2. International team of students and scientists on month-long field course in Siberian Arctic
3. Scientists find a biological fountain of youth in new world bat caves
4. Harvard scientists solve mystery about why HIV patients are more susceptible to TB infection
5. Scripps Research scientists observe human neurodegenerative disorder in fruit flies
6. CSHL scientists harness logic of Sudoku math puzzle to vastly enhance genome-sequencing capability
7. International collaboration by scientists culminates in novel ion channels database
8. Childrens Hospital Oakland scientists first to discover new source for harvesting stem cells
9. Leading scientists and scholars urge action on climate issues
10. Scientists capture the first image of memories being made
11. Scientists sequence genome of the N2-fixing, soil-living bacterium Azotobacter vinelandii
Post Your Comments:
(Date:11/18/2015)... , Nov. 18, 2015  As new scientific ... children, doctors and other healthcare providers face challenges in ... families and patients. In addition, as more children continue ... a patient,s adulthood and old age. John ... The Children,s Hospital of Philadelphia (CHOP) . ...
(Date:11/17/2015)... Paris , qui s,est tenu ... Paris , qui s,est tenu du 17 au ... l,innovation biométrique, a inventé le premier scanner couplé, qui ... même surface de balayage. Jusqu,ici, deux scanners étaient nécessaires, ... digitales. Désormais, un seul scanner est en mesure de ...
(Date:11/16/2015)... Calif. , Nov 16, 2015  Synaptics ... of human interface solutions, today announced expansion of ... TouchView ™ touch controller and display driver ... revolution of smartphones. These new TDDI products add ... TD4100 (HD resolution), TD4302 (WQHD resolution), and TD4322 ...
Breaking Biology News(10 mins):
(Date:11/25/2015)... (PRWEB) , ... November 25, 2015 , ... ... company uBiome, were featured on AngelList early in their initial angel funding process. ... AngelList syndicate for individuals looking to make early stage investments in the microbiome ...
(Date:11/24/2015)... , Nov. 24, 2015 Halozyme Therapeutics, Inc. (NASDAQ: ... Conference in New York on Wednesday, December ... Helen Torley , president and CEO, will provide a corporate overview. ... New York at 1:00 p.m. ET/10:00 a.m. PT . ... investor relations, will provide a corporate overview. --> th ...

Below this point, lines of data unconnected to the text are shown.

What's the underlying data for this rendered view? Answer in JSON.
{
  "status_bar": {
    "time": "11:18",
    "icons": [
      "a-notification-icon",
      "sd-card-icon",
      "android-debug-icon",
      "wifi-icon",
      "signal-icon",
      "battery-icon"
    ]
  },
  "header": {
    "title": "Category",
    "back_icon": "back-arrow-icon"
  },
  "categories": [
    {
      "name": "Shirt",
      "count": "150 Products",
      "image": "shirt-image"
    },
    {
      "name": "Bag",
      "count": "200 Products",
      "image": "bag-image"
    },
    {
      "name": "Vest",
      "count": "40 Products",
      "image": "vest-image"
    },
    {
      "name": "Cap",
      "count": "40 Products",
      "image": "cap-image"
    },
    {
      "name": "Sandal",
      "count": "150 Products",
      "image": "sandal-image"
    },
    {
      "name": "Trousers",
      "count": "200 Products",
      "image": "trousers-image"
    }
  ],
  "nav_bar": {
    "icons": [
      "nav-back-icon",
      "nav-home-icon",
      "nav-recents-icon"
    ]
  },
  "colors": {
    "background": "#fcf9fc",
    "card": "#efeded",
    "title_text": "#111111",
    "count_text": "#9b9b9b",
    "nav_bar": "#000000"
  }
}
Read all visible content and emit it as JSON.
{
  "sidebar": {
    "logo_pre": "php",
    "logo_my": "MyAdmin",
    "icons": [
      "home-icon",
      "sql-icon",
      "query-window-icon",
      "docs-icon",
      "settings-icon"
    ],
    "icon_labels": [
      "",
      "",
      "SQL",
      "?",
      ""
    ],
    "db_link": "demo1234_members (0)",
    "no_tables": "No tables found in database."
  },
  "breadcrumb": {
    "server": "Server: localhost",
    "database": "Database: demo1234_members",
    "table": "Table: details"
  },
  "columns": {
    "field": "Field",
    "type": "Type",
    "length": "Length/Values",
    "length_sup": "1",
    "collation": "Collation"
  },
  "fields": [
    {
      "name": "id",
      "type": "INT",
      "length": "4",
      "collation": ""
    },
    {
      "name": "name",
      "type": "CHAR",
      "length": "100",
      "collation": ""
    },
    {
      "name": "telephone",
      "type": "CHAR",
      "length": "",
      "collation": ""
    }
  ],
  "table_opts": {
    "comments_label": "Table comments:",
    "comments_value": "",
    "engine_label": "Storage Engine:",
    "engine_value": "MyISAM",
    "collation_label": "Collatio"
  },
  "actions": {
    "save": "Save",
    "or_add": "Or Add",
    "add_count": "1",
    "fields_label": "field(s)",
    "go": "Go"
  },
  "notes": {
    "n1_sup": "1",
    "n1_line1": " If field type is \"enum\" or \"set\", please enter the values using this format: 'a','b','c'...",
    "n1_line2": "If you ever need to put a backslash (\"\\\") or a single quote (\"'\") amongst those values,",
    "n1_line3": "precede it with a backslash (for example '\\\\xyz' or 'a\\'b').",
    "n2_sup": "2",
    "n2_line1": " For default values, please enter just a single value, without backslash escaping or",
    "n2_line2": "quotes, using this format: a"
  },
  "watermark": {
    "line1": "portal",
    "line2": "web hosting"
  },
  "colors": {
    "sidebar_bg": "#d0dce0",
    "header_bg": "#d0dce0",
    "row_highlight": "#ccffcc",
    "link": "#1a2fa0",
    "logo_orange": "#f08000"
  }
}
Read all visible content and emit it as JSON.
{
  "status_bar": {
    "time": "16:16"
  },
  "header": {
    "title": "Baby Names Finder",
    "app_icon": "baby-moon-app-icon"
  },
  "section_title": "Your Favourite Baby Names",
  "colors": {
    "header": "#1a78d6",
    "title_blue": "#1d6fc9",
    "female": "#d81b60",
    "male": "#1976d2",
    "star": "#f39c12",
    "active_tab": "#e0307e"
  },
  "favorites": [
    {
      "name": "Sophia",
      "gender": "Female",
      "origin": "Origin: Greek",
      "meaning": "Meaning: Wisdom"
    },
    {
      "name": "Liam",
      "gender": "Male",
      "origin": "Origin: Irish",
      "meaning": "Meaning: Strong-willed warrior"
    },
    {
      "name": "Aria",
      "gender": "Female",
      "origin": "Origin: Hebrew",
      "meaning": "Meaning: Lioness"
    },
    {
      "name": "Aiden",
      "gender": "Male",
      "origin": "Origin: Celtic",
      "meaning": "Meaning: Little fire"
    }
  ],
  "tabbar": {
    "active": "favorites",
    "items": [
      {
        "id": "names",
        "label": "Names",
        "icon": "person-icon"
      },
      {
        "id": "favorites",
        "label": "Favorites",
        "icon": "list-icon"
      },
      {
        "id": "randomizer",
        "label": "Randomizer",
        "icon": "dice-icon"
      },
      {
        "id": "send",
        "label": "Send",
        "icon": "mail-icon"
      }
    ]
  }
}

(Date:11/24/2015)... 2015 /PRNewswire/ - Aeterna Zentaris Inc. (NASDAQ:  AEZS) (TSX: AEZ) ... of the Toronto Stock Exchange, confirms that as of ... corporate developments that would cause the recent movements in ... --> About Aeterna Zentaris Inc. ... Aeterna Zentaris is a specialty biopharmaceutical company engaged ...
(Date:11/24/2015)... ... November 24, 2015 , ... The Academy of Model Aeronautics (AMA), led by ... known as Multirotor Grand Prix, to represent the First–Person View (FPV) racing community. , ... have embraced this type of racing and several new model aviation pilots have joined ...
Breaking Biology Technology: